▸ **What is being asked**:
Look through the records that follow. Copy every line containing the word "true".

(Interface dataset entries)
== == ==
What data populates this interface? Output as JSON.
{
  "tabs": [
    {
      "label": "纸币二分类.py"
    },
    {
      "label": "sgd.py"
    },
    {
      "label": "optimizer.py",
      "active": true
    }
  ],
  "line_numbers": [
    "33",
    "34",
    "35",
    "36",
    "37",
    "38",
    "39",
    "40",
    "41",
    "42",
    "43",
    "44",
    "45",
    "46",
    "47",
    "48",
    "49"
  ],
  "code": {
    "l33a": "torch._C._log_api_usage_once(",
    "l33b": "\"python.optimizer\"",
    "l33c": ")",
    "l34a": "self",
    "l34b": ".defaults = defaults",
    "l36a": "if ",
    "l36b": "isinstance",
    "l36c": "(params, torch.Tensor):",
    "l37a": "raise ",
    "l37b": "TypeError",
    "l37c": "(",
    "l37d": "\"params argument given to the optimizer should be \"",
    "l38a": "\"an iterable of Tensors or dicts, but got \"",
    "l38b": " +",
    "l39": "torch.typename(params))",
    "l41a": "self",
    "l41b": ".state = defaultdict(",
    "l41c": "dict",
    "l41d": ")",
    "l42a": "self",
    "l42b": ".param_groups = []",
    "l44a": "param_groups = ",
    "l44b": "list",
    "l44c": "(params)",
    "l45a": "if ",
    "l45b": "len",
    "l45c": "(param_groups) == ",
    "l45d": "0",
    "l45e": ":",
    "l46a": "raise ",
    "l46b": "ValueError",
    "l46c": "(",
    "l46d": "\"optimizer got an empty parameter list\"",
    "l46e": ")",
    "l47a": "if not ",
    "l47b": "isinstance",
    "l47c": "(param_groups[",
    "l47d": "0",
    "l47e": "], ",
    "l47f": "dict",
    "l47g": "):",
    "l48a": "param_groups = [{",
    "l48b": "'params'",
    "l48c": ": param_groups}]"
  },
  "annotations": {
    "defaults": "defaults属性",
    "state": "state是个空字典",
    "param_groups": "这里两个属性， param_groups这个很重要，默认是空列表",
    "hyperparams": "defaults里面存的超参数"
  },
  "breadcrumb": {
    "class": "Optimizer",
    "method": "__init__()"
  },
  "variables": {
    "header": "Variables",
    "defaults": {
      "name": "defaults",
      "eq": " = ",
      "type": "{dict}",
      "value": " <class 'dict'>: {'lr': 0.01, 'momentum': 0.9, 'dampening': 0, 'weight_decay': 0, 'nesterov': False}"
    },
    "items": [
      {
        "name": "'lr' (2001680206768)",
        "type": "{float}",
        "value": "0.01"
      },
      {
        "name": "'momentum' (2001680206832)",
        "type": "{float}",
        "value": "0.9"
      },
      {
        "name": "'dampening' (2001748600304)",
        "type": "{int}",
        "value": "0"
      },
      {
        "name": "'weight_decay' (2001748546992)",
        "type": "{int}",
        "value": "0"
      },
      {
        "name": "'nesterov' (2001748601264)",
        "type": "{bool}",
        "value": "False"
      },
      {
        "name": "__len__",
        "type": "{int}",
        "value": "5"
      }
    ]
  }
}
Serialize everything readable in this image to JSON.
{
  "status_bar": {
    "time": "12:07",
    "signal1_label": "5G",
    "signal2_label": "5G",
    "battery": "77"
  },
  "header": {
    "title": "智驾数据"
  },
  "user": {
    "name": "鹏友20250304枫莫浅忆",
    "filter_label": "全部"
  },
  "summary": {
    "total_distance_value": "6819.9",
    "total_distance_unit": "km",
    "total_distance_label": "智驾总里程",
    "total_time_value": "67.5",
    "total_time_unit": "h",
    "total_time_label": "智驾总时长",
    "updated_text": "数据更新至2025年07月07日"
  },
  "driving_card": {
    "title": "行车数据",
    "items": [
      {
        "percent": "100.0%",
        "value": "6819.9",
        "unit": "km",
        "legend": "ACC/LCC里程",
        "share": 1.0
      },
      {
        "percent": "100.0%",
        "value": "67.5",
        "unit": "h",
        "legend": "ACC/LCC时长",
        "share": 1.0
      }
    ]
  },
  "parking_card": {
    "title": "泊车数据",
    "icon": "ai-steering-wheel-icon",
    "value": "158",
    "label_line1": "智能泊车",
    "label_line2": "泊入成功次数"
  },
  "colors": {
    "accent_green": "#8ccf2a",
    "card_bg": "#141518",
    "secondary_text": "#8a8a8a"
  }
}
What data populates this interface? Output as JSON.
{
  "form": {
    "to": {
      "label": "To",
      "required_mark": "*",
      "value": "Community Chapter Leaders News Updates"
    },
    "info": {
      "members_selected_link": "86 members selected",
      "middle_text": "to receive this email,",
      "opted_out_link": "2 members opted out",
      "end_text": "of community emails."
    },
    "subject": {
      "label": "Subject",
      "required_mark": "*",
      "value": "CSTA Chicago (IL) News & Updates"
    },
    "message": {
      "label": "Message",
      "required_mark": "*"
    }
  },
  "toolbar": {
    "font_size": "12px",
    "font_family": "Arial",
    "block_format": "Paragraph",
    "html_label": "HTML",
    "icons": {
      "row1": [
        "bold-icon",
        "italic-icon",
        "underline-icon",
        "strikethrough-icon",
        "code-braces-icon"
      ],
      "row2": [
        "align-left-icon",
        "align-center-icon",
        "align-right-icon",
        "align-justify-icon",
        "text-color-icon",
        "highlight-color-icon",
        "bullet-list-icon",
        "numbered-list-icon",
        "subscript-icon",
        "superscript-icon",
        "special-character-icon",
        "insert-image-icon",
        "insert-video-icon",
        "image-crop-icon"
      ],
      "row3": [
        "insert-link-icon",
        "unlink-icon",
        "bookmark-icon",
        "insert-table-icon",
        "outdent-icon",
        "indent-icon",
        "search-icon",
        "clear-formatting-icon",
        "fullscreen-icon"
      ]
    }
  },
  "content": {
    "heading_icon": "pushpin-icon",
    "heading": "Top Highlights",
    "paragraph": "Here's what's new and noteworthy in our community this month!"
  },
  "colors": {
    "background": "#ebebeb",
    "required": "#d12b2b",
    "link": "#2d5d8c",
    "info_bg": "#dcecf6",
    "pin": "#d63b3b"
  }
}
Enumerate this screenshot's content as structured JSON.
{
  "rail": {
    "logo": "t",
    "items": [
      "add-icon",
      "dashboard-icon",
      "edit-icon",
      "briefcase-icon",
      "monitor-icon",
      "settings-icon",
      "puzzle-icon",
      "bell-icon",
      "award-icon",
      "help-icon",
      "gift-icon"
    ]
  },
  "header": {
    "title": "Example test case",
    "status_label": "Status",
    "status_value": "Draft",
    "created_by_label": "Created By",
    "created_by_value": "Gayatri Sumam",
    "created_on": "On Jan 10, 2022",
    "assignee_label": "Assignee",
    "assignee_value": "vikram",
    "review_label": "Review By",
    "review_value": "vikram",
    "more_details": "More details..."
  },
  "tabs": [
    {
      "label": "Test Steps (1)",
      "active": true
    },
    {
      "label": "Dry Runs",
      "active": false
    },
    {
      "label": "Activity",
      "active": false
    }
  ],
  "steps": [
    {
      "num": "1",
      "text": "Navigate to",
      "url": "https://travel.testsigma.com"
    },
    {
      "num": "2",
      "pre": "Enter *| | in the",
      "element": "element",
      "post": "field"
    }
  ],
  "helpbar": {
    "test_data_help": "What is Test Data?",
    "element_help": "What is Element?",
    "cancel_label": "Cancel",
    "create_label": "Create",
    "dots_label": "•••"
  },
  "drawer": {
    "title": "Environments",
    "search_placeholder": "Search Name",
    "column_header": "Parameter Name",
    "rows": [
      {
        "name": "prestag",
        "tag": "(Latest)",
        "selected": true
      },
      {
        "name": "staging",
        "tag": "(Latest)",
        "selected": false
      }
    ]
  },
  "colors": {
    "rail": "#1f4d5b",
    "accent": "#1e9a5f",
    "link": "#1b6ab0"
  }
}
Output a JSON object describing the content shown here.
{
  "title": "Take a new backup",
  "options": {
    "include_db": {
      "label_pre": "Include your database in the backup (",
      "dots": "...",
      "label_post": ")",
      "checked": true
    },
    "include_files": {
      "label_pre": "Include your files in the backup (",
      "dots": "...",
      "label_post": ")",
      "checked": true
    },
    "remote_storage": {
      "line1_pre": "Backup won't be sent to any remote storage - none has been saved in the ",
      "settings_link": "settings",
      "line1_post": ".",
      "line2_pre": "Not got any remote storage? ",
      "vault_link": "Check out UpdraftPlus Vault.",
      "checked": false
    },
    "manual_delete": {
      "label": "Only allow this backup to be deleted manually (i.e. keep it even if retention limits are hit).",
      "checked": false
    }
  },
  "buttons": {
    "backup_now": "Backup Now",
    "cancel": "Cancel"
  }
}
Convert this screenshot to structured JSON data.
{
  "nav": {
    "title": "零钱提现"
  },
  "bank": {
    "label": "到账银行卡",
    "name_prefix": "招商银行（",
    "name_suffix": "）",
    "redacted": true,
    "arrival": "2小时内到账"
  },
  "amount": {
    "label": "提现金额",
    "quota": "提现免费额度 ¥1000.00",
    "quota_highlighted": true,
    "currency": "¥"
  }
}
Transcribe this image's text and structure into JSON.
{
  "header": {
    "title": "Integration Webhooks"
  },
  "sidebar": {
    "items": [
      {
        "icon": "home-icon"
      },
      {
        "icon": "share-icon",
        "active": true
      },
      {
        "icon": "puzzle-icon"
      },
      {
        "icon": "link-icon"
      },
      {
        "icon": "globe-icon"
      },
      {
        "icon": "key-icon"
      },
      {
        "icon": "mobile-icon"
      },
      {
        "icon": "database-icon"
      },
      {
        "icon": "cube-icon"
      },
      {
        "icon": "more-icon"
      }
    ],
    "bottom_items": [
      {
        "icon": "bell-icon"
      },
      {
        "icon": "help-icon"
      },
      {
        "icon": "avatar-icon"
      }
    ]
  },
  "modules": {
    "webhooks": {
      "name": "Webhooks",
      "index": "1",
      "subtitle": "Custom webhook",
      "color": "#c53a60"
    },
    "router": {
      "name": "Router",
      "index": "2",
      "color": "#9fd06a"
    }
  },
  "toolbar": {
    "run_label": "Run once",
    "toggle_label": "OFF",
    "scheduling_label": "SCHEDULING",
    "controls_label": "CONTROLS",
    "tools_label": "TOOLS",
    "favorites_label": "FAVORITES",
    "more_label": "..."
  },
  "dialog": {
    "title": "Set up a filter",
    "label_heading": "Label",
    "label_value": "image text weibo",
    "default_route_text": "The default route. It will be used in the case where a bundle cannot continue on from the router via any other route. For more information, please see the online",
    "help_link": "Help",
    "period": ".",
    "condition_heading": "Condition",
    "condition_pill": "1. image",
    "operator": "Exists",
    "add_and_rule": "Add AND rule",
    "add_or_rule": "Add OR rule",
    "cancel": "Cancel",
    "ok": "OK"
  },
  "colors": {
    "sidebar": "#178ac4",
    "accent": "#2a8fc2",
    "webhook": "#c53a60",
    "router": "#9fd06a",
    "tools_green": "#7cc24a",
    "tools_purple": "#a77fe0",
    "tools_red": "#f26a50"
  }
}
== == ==
▸ **Reply to the task**:
      "active": true
      "active": true
        "selected": true
      "checked": true
      "checked": true
    "redacted": true,
    "quota_highlighted": true,
        "active": true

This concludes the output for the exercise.